[Information]
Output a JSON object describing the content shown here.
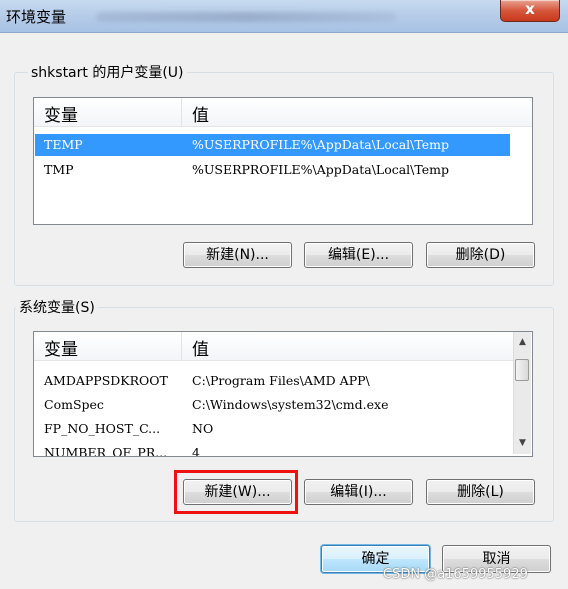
{
  "window": {
    "title": "环境变量",
    "close_label": "x"
  },
  "user_vars": {
    "group_label": "shkstart 的用户变量(U)",
    "columns": [
      "变量",
      "值"
    ],
    "rows": [
      {
        "name": "TEMP",
        "value": "%USERPROFILE%\\AppData\\Local\\Temp",
        "selected": true
      },
      {
        "name": "TMP",
        "value": "%USERPROFILE%\\AppData\\Local\\Temp",
        "selected": false
      }
    ],
    "buttons": {
      "new": "新建(N)...",
      "edit": "编辑(E)...",
      "delete": "删除(D)"
    }
  },
  "system_vars": {
    "group_label": "系统变量(S)",
    "columns": [
      "变量",
      "值"
    ],
    "rows": [
      {
        "name": "AMDAPPSDKROOT",
        "value": "C:\\Program Files\\AMD APP\\"
      },
      {
        "name": "ComSpec",
        "value": "C:\\Windows\\system32\\cmd.exe"
      },
      {
        "name": "FP_NO_HOST_C...",
        "value": "NO"
      },
      {
        "name": "NUMBER_OF_PR...",
        "value": "4"
      }
    ],
    "buttons": {
      "new": "新建(W)...",
      "edit": "编辑(I)...",
      "delete": "删除(L)"
    }
  },
  "footer": {
    "ok": "确定",
    "cancel": "取消"
  },
  "watermark": "CSDN @a1659955929",
  "colors": {
    "selection": "#3399ff",
    "highlight_box": "#e11111",
    "close_button": "#c8381c"
  }
}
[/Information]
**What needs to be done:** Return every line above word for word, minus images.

**Expected answer:**
Output a JSON object describing the content shown here.
{
  "window": {
    "title": "环境变量",
    "close_label": "x"
  },
  "user_vars": {
    "group_label": "shkstart 的用户变量(U)",
    "columns": [
      "变量",
      "值"
    ],
    "rows": [
      {
        "name": "TEMP",
        "value": "%USERPROFILE%\\AppData\\Local\\Temp",
        "selected": true
      },
      {
        "name": "TMP",
        "value": "%USERPROFILE%\\AppData\\Local\\Temp",
        "selected": false
      }
    ],
    "buttons": {
      "new": "新建(N)...",
      "edit": "编辑(E)...",
      "delete": "删除(D)"
    }
  },
  "system_vars": {
    "group_label": "系统变量(S)",
    "columns": [
      "变量",
      "值"
    ],
    "rows": [
      {
        "name": "AMDAPPSDKROOT",
        "value": "C:\\Program Files\\AMD APP\\"
      },
      {
        "name": "ComSpec",
        "value": "C:\\Windows\\system32\\cmd.exe"
      },
      {
        "name": "FP_NO_HOST_C...",
        "value": "NO"
      },
      {
        "name": "NUMBER_OF_PR...",
        "value": "4"
      }
    ],
    "buttons": {
      "new": "新建(W)...",
      "edit": "编辑(I)...",
      "delete": "删除(L)"
    }
  },
  "footer": {
    "ok": "确定",
    "cancel": "取消"
  },
  "watermark": "CSDN @a1659955929",
  "colors": {
    "selection": "#3399ff",
    "highlight_box": "#e11111",
    "close_button": "#c8381c"
  }
}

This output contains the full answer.